### Exercise directions
For the word "VSDS", return each line of the data in which it occurs.

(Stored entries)
---*---
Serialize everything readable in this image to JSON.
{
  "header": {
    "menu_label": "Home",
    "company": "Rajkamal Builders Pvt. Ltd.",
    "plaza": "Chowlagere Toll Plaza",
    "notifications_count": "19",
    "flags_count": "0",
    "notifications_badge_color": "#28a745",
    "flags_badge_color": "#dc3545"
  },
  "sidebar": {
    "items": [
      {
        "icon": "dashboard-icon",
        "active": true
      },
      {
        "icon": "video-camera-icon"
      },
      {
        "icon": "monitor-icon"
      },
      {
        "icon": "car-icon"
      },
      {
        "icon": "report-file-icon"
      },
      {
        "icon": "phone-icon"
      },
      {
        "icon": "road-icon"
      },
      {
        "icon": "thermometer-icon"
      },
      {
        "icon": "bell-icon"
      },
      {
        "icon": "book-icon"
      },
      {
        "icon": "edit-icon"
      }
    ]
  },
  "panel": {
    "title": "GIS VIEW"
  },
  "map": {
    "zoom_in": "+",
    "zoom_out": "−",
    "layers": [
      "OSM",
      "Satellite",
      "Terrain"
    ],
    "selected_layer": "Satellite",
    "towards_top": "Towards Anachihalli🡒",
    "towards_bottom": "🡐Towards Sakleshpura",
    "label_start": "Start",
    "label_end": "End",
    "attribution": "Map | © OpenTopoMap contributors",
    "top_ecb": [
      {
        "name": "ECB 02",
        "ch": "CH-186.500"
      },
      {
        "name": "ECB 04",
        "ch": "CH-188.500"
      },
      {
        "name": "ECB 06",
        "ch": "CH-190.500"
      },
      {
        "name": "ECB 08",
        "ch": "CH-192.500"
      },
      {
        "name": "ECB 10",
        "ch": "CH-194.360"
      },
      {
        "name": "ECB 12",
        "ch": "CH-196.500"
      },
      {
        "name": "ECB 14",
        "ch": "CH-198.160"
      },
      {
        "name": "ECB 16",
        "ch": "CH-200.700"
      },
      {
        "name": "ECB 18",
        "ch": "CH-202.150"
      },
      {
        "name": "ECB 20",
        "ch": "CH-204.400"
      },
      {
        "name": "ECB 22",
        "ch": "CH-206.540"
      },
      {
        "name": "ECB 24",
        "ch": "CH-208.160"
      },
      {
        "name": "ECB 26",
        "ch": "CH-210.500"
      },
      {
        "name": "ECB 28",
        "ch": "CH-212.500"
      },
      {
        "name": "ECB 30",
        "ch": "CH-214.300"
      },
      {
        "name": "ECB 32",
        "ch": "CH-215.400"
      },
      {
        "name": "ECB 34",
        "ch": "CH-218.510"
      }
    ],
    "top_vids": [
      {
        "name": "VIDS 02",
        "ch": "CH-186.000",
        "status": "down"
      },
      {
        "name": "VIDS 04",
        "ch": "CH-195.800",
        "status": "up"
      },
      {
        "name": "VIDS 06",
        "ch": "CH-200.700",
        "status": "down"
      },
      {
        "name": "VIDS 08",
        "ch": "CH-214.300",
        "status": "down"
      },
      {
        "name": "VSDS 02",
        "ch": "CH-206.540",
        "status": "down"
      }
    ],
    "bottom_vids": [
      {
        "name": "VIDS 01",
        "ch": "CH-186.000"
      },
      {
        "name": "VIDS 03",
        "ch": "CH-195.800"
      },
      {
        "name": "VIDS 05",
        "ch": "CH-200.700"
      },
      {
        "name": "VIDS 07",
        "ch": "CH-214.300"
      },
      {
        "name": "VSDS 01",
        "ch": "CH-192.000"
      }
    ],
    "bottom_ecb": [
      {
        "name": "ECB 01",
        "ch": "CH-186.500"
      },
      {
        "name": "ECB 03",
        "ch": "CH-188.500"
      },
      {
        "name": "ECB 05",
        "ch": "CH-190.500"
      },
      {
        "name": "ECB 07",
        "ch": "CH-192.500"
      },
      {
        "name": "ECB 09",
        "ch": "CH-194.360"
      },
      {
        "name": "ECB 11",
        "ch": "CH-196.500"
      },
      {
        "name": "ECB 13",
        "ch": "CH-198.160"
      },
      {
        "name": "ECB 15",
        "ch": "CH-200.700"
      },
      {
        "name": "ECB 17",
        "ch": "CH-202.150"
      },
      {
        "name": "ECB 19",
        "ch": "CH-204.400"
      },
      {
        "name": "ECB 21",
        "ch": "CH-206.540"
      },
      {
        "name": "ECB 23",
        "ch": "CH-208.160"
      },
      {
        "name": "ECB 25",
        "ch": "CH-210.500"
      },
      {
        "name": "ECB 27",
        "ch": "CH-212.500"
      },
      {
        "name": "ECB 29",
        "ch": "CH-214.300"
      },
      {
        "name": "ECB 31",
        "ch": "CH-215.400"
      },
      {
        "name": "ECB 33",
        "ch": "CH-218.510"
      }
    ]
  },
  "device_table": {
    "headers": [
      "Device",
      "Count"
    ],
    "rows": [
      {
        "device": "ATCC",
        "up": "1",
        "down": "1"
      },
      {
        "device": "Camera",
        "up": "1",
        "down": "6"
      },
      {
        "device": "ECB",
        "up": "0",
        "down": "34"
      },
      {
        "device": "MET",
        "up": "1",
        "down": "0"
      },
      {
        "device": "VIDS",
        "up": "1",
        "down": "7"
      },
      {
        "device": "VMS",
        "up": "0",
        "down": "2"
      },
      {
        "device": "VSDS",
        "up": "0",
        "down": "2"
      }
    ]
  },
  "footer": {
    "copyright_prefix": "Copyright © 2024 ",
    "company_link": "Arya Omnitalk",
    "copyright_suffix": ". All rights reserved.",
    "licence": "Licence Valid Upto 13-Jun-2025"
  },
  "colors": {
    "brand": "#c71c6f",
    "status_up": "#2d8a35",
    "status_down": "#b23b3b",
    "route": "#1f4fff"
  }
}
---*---
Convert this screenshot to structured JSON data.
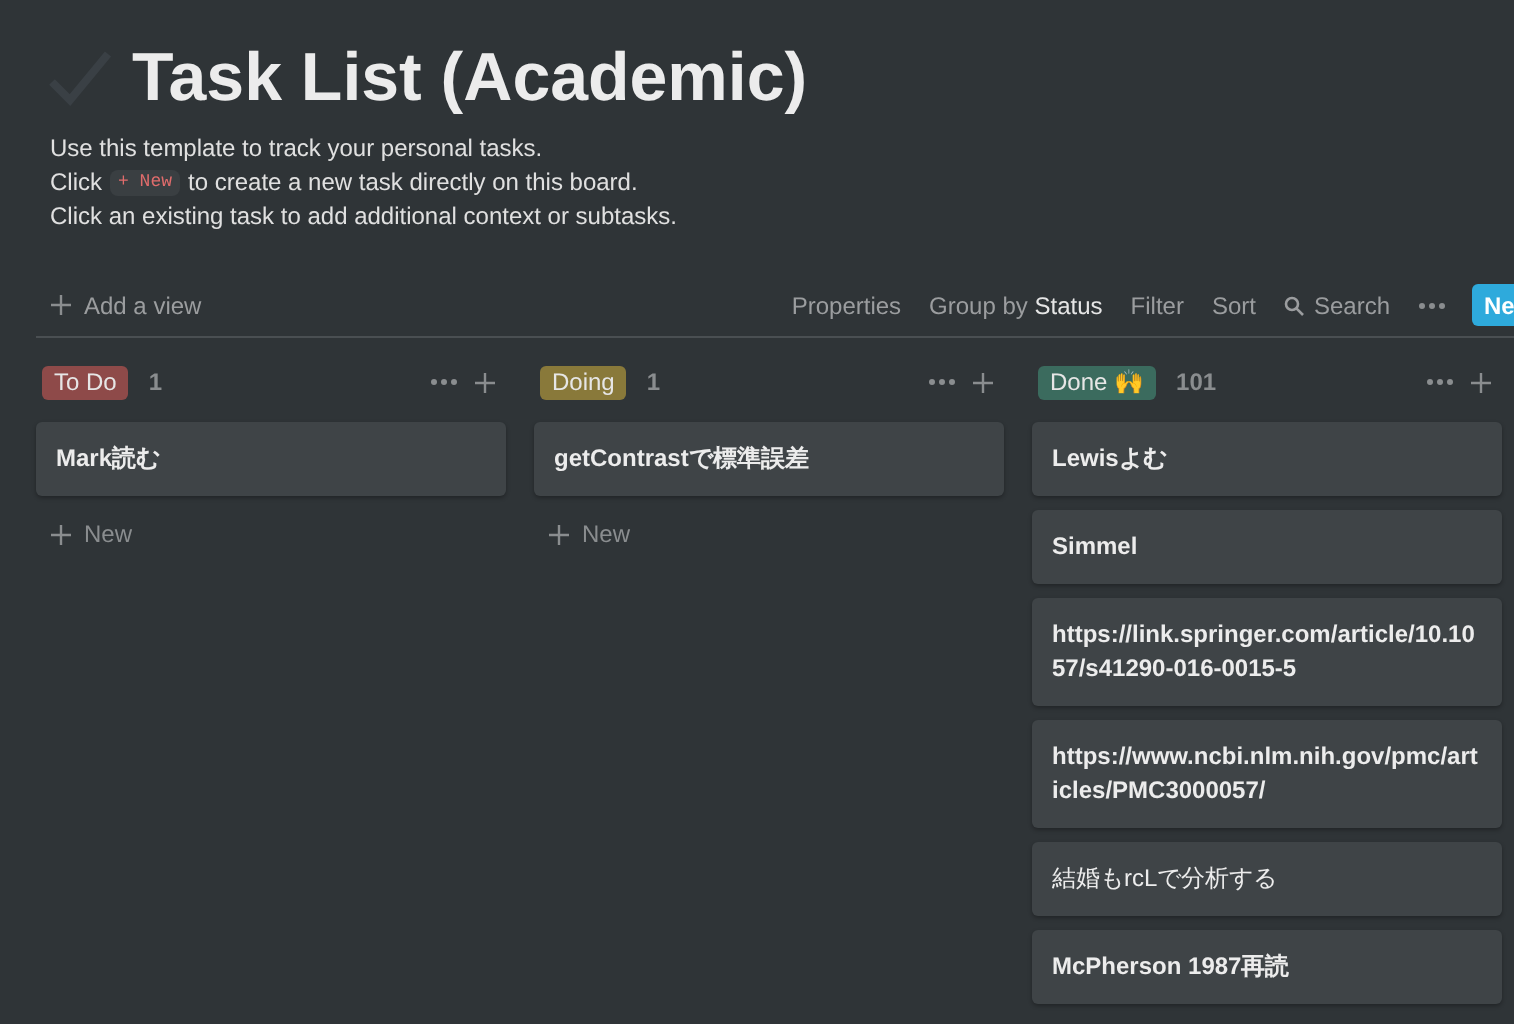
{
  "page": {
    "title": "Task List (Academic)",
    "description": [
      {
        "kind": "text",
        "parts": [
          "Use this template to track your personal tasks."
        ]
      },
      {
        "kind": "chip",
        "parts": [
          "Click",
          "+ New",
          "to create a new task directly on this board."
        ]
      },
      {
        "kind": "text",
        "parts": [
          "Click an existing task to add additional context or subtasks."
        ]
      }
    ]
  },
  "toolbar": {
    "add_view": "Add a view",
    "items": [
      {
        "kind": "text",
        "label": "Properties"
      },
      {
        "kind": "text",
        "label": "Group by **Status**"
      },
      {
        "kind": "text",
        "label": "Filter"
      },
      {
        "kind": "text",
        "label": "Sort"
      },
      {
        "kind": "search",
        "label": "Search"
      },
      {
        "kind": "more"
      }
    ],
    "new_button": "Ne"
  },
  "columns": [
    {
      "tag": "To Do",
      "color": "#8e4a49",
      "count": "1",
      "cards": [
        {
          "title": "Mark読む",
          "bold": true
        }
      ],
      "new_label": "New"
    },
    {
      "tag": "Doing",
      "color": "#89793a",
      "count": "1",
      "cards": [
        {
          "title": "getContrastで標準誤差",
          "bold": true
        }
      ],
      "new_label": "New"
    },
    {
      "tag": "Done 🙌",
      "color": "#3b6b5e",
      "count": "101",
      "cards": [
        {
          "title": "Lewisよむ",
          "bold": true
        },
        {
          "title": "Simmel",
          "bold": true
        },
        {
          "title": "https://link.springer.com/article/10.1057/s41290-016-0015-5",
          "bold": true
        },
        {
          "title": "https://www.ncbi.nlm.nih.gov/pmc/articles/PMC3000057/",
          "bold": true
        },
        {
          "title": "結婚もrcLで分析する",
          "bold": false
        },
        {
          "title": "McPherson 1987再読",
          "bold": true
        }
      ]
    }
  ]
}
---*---
### Solution to the exercise
        "name": "VSDS 02",
        "name": "VSDS 01",
        "device": "VSDS",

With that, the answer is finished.